* What the exercise asks: Wherever "links" turns up in a line of the entries below, that line counts. Say how many such lines there are, with no other words.

* Extracted material:
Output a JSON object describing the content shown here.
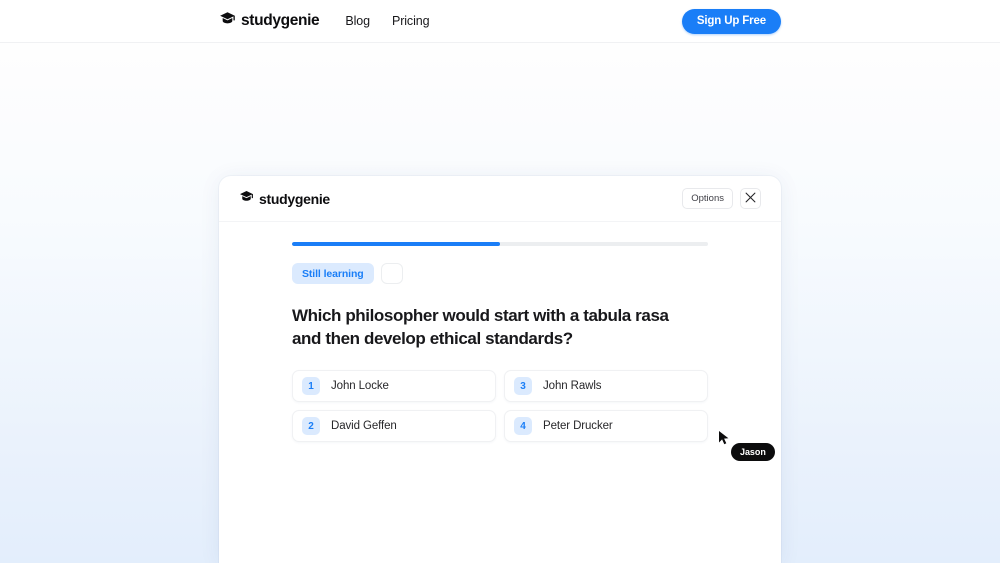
{
  "topnav": {
    "brand": {
      "icon": "graduation-cap-icon",
      "name": "studygenie"
    },
    "links": [
      {
        "label": "Blog"
      },
      {
        "label": "Pricing"
      }
    ],
    "cta": {
      "label": "Sign Up Free",
      "color": "#1a7ef7"
    }
  },
  "app_card": {
    "header": {
      "brand": {
        "icon": "graduation-cap-icon",
        "name": "studygenie"
      },
      "options_label": "Options",
      "close_icon": "close-icon"
    },
    "progress": {
      "percent": 50,
      "fill_color": "#1a7ef7",
      "track_color": "#eceef0"
    },
    "status": {
      "badge_label": "Still learning",
      "badge_bg": "#dbeafe",
      "badge_color": "#1a7ef7"
    },
    "question": "Which philosopher would start with a tabula rasa and then develop ethical standards?",
    "answers": [
      {
        "number": "1",
        "label": "John Locke"
      },
      {
        "number": "2",
        "label": "David Geffen"
      },
      {
        "number": "3",
        "label": "John Rawls"
      },
      {
        "number": "4",
        "label": "Peter Drucker"
      }
    ]
  },
  "cursor": {
    "label": "Jason",
    "pill_bg": "#0c0c0d"
  }
}
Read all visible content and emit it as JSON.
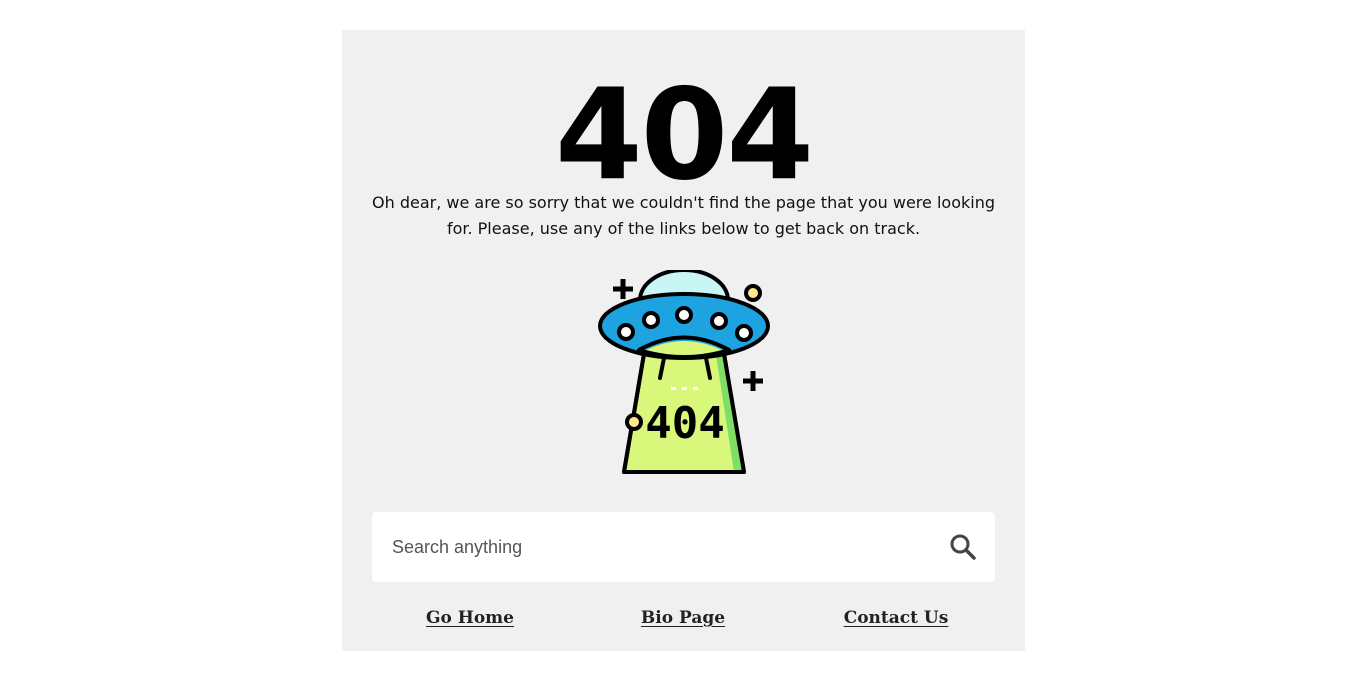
{
  "error": {
    "code": "404",
    "message": "Oh dear, we are so sorry that we couldn't find the page that you were looking for. Please, use any of the links below to get back on track."
  },
  "illustration": {
    "icon": "ufo-404-icon",
    "label": "404"
  },
  "search": {
    "placeholder": "Search anything",
    "icon": "search-icon"
  },
  "links": {
    "home": "Go Home",
    "bio": "Bio Page",
    "contact": "Contact Us"
  },
  "colors": {
    "card_background": "#f0f0f0",
    "saucer_blue": "#1ca3e0",
    "beam_green": "#d9f77a",
    "dome_cyan": "#c8f6f4",
    "light_yellow": "#ffe88a"
  }
}
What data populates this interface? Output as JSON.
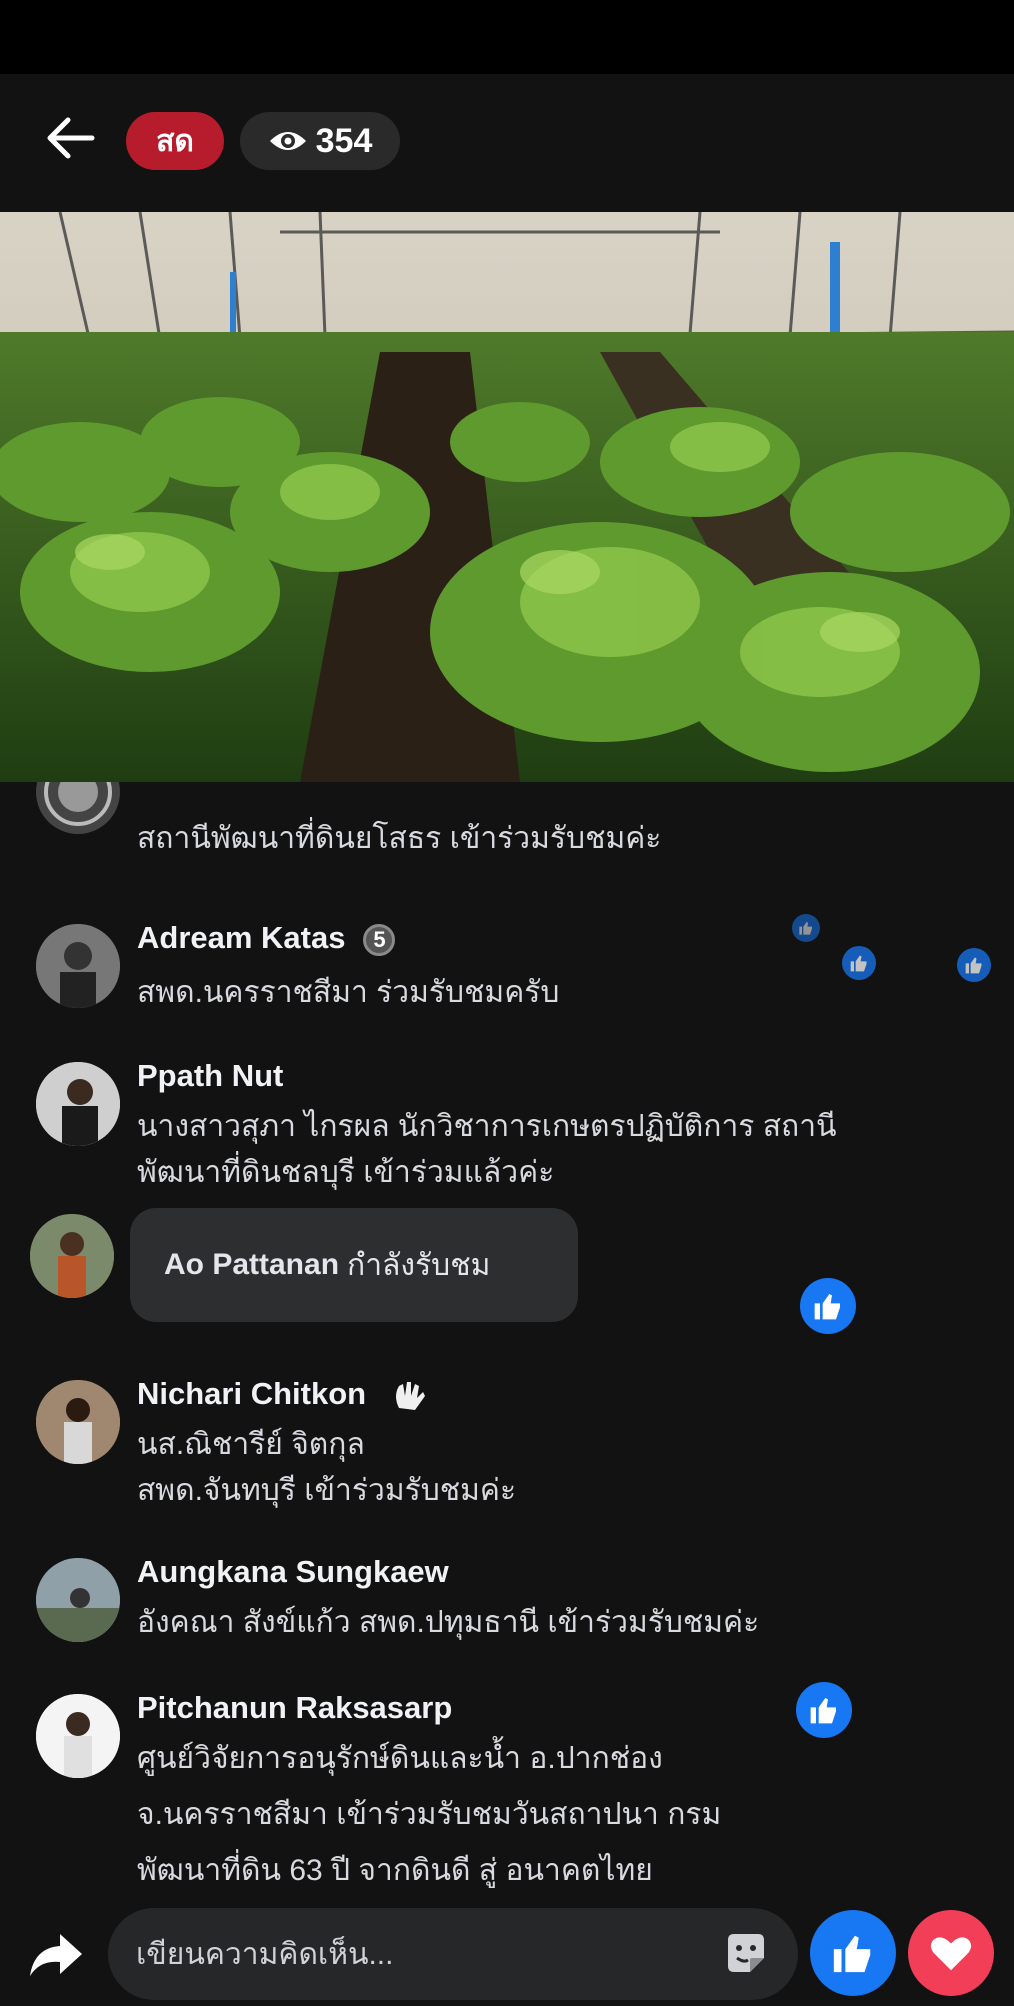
{
  "header": {
    "live_label": "สด",
    "viewer_count": "354"
  },
  "comments": [
    {
      "name": "",
      "text": "สถานีพัฒนาที่ดินยโสธร เข้าร่วมรับชมค่ะ"
    },
    {
      "name": "Adream Katas",
      "badge": "5",
      "text": "สพด.นครราชสีมา ร่วมรับชมครับ"
    },
    {
      "name": "Ppath Nut",
      "lines": [
        "นางสาวสุภา ไกรผล นักวิชาการเกษตรปฏิบัติการ สถานี",
        "พัฒนาที่ดินชลบุรี เข้าร่วมแล้วค่ะ"
      ]
    },
    {
      "name": "Ao Pattanan",
      "text": "กำลังรับชม"
    },
    {
      "name": "Nichari Chitkon",
      "lines": [
        "นส.ณิชารีย์  จิตกุล",
        "สพด.จันทบุรี  เข้าร่วมรับชมค่ะ"
      ]
    },
    {
      "name": "Aungkana Sungkaew",
      "text": "อังคณา สังข์แก้ว สพด.ปทุมธานี เข้าร่วมรับชมค่ะ"
    },
    {
      "name": "Pitchanun Raksasarp",
      "lines": [
        "ศูนย์วิจัยการอนุรักษ์ดินและน้ำ อ.ปากช่อง",
        "จ.นครราชสีมา เข้าร่วมรับชมวันสถาปนา กรม",
        "พัฒนาที่ดิน 63 ปี จากดินดี สู่ อนาคตไทย"
      ]
    }
  ],
  "composer": {
    "placeholder": "เขียนความคิดเห็น..."
  },
  "colors": {
    "live_red": "#b71c2c",
    "like_blue": "#1877f2",
    "heart_red": "#f33e58",
    "background": "#121212"
  },
  "icons": [
    "back-arrow-icon",
    "eye-icon",
    "thumbs-up-icon",
    "wave-icon",
    "share-icon",
    "sticker-icon",
    "heart-icon"
  ]
}
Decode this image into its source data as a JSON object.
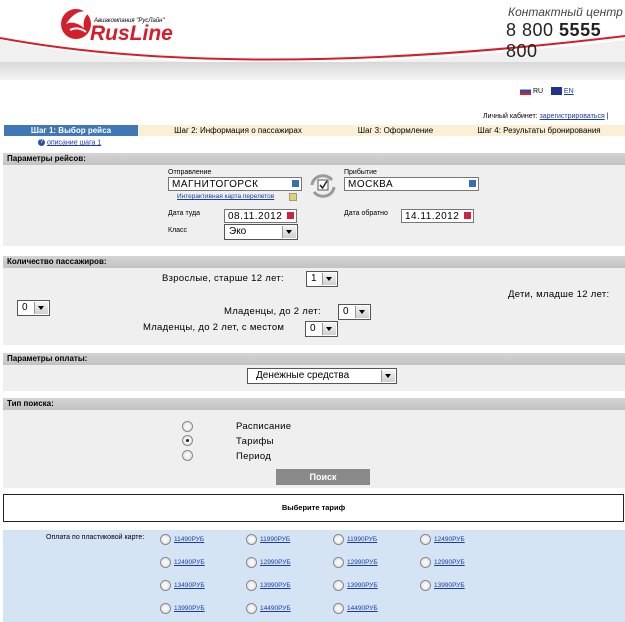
{
  "header": {
    "brand_name": "RusLine",
    "brand_sub": "Авиакомпания \"РусЛайн\"",
    "contact_title": "Контактный центр",
    "phone_prefix": "8 800 ",
    "phone_bold": "5555",
    "phone_suffix": " 800"
  },
  "lang": {
    "ru": "RU",
    "en": "EN"
  },
  "cabinet": {
    "label": "Личный кабинет:",
    "link": "зарегистрироваться",
    "sep": "|"
  },
  "steps": [
    {
      "label": "Шаг 1: Выбор рейса"
    },
    {
      "label": "Шаг 2: Информация о пассажирах"
    },
    {
      "label": "Шаг 3: Оформление"
    },
    {
      "label": "Шаг 4: Результаты бронирования"
    }
  ],
  "step_desc_link": "описание шага 1",
  "flight_params": {
    "title": "Параметры рейсов:",
    "from_label": "Отправление",
    "from_value": "МАГНИТОГОРСК",
    "map_link": "Интерактивная карта перелетов",
    "to_label": "Прибытие",
    "to_value": "МОСКВА",
    "date_from_label": "Дата туда",
    "date_from_value": "08.11.2012",
    "date_back_label": "Дата обратно",
    "date_back_value": "14.11.2012",
    "class_label": "Класс",
    "class_value": "Эко"
  },
  "passengers": {
    "title": "Количество пассажиров:",
    "adults_label": "Взрослые, старше 12 лет:",
    "adults_value": "1",
    "children_label": "Дети, младше 12 лет:",
    "children_value": "0",
    "infants_label": "Младенцы, до 2 лет:",
    "infants_value": "0",
    "infants_seat_label": "Младенцы, до 2 лет, с местом",
    "infants_seat_value": "0"
  },
  "payment": {
    "title": "Параметры оплаты:",
    "value": "Денежные средства"
  },
  "search_type": {
    "title": "Тип поиска:",
    "options": [
      {
        "label": "Расписание",
        "selected": false
      },
      {
        "label": "Тарифы",
        "selected": true
      },
      {
        "label": "Период",
        "selected": false
      }
    ],
    "button": "Поиск"
  },
  "tariff_box": {
    "title": "Выберите тариф"
  },
  "tariffs": {
    "card_label": "Оплата по пластиковой карте:",
    "rows": [
      [
        "11490РУБ",
        "11990РУБ",
        "11990РУБ",
        "12490РУБ"
      ],
      [
        "12490РУБ",
        "12990РУБ",
        "12990РУБ",
        "12990РУБ"
      ],
      [
        "13490РУБ",
        "13990РУБ",
        "13990РУБ",
        "13990РУБ"
      ],
      [
        "13990РУБ",
        "14490РУБ",
        "14490РУБ"
      ]
    ]
  },
  "colors": {
    "brand_red": "#d41f2b",
    "step_active": "#3f78b5",
    "step_inactive": "#fbf0d4",
    "tariff_bg": "#d4e4f4",
    "search_button": "#8a8a8a"
  }
}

* Task solution: 3